Action item -> Below are entries to examine: work out how many lines contain the word "tailed", and give only that number.

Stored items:
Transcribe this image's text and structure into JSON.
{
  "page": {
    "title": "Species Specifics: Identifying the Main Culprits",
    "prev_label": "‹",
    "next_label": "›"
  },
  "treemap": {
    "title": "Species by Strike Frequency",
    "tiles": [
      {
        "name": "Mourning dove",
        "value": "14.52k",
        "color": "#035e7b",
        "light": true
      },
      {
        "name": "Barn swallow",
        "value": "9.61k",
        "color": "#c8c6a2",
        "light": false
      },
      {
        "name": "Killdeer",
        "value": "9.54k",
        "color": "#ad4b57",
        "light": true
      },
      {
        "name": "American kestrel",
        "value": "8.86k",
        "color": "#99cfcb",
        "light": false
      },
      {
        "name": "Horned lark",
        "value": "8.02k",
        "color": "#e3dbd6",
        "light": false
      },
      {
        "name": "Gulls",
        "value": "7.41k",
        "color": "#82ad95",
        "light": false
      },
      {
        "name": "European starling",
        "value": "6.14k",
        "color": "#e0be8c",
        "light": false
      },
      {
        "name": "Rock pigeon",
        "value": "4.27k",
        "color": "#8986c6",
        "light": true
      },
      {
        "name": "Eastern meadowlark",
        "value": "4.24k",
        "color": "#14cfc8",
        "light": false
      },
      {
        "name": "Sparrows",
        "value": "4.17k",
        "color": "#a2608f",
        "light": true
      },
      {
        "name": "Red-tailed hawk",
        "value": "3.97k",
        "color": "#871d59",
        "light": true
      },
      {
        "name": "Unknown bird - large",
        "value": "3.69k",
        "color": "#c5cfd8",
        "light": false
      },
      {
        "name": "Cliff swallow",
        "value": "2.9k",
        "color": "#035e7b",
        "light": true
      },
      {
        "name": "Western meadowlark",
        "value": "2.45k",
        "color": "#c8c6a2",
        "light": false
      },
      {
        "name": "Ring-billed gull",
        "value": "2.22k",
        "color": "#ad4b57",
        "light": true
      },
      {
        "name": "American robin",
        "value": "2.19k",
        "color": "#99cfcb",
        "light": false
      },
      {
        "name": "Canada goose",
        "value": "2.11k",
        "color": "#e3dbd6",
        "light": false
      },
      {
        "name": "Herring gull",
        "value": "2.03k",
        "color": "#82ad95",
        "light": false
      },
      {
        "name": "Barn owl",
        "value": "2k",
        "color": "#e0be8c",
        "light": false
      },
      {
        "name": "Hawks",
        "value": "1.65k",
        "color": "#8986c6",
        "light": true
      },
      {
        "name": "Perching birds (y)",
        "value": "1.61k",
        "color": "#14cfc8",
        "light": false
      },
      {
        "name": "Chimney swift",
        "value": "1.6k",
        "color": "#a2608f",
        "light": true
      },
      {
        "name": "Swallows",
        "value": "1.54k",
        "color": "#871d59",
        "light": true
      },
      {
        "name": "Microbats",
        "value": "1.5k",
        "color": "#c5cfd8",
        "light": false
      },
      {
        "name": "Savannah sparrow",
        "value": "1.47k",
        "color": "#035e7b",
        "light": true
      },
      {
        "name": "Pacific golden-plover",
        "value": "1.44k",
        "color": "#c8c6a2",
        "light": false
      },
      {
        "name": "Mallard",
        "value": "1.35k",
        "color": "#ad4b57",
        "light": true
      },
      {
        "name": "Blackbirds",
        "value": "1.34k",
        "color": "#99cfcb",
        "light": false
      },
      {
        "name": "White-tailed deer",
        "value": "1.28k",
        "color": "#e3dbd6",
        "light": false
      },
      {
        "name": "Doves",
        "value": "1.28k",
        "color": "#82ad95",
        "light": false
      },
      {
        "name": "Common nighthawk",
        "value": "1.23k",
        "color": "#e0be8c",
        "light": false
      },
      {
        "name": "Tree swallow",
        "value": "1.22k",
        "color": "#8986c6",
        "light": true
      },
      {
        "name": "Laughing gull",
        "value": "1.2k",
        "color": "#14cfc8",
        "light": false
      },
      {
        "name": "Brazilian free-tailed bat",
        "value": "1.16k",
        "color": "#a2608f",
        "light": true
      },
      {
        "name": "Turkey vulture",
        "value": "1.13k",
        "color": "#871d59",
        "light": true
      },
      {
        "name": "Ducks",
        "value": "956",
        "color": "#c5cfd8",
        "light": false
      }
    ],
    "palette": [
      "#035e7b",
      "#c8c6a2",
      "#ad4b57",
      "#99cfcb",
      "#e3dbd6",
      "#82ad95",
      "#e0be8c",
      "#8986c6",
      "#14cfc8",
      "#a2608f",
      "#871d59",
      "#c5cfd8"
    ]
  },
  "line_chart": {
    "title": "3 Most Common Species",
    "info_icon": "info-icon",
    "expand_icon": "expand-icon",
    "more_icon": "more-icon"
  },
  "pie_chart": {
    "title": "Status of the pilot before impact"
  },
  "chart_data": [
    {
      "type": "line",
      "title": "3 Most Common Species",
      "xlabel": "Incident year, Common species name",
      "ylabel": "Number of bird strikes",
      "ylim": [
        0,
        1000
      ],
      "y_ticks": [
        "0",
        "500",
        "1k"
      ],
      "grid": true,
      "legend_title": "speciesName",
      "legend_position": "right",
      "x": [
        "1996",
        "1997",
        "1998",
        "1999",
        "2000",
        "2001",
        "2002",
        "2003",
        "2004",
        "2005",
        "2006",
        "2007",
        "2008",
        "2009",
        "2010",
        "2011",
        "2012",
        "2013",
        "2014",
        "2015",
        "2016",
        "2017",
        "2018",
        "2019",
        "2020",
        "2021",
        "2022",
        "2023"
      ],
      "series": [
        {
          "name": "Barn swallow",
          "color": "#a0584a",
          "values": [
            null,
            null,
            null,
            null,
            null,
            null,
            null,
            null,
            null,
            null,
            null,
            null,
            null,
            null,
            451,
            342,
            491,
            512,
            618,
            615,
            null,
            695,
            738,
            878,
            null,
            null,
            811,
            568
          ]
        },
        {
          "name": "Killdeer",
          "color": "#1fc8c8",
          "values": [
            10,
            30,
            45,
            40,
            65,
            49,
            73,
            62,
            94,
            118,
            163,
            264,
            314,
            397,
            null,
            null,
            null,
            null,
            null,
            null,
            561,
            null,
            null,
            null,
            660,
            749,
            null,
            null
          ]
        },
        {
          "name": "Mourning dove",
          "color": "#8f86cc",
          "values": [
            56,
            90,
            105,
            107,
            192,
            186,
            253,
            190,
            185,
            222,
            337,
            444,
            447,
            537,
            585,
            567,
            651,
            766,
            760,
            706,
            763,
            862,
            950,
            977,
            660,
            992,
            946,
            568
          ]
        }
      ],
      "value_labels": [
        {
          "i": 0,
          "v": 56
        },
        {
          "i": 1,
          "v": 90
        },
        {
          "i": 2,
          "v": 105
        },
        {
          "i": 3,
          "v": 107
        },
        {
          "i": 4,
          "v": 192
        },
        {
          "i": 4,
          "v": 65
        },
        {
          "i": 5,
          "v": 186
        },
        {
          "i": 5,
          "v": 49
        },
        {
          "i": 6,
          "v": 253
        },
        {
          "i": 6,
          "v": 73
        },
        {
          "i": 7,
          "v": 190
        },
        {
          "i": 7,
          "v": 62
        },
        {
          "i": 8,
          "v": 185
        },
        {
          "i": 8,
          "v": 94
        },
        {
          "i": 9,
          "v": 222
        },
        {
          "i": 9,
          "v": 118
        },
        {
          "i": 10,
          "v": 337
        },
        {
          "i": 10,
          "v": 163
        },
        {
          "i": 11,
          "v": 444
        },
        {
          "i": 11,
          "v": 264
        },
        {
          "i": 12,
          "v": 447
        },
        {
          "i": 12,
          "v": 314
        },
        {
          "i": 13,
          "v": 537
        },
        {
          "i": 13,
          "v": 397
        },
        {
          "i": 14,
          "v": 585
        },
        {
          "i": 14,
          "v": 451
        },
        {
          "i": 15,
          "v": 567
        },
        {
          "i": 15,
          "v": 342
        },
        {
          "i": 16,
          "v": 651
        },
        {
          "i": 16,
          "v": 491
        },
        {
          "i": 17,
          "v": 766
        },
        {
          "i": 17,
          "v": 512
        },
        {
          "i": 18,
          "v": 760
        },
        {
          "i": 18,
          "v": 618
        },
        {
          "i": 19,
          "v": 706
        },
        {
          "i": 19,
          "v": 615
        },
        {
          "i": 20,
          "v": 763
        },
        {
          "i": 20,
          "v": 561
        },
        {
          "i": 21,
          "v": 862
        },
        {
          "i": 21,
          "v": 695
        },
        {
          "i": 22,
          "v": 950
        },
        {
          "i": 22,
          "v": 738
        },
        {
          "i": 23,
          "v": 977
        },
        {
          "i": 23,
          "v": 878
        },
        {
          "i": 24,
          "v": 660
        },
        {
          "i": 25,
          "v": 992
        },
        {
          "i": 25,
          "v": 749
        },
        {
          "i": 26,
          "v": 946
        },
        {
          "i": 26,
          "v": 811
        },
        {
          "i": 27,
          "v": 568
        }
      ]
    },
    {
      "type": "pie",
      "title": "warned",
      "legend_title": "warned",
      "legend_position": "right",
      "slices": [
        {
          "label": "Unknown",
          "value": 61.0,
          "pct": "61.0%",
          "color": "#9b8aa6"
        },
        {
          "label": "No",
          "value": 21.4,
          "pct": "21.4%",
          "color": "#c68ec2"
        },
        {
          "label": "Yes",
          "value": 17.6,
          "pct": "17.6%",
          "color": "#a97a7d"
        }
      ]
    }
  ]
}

The answer -> 3